Isabel Wilkerson's work is a masterpiece. The true stories of three families who migrated from the South to the North is easy to read even though the book is over 600 pages. This book got me thinking about my grandparents and why they moved from Georgia and Texas to live in Chicago. I wish they were alive today so I could interview them. After reading this book, I feel an even greater respect and awe for the generations of black people who had the courage to make the journey. I intend to somehow convey the beauty and relevance of their triumph to this current generation.
I'm reading this book for the second time because the author, Jeannette Walls, is coming to speak at McKendree University pretty soon and I can't wait to hear her. Her memoir crystallized something I already knew--I can probably get by on less stuff than I think can. Her eccentric family may have been dysfunctional in some people's eyes but I liked them. Jeannette adored her father, except for when he got drunk and was abusive. Kids are quite resilient though, and this family exemplifies that quality more than any I've ever known.
Library lover. Vocabulary nerd. Walker. Swimmer. Dancer. Wife. Mother. Grandmother. Word Puzzle Solver. Lover of Jesus and worship.

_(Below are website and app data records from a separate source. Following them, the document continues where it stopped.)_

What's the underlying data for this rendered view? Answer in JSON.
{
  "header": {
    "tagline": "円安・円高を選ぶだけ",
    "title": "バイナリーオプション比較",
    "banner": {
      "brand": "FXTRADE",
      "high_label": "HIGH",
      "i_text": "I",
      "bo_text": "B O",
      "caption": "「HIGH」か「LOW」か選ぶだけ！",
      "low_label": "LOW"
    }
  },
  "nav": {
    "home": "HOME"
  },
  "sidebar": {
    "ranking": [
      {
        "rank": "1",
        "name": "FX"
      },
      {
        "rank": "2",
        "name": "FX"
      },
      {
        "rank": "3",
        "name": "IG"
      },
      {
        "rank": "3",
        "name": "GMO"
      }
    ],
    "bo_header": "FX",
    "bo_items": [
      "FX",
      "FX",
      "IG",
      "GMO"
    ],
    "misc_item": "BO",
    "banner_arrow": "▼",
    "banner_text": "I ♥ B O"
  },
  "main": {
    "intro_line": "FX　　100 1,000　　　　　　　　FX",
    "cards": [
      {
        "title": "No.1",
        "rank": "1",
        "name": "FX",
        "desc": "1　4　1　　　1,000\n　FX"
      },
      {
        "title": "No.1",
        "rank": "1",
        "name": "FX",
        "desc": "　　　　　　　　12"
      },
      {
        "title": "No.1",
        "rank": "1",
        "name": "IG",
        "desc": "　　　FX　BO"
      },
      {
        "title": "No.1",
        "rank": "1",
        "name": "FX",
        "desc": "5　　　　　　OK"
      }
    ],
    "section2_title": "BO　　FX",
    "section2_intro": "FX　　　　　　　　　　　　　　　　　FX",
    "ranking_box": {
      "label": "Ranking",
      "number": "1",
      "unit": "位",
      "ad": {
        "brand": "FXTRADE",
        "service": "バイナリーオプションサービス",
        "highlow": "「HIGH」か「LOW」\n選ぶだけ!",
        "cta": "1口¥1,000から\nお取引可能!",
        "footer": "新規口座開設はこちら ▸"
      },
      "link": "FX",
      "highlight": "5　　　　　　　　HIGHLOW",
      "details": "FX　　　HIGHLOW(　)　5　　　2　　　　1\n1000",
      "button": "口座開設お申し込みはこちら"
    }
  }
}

Lover of people more than things. Lover of sunrises and sunsets more than artificial beauty.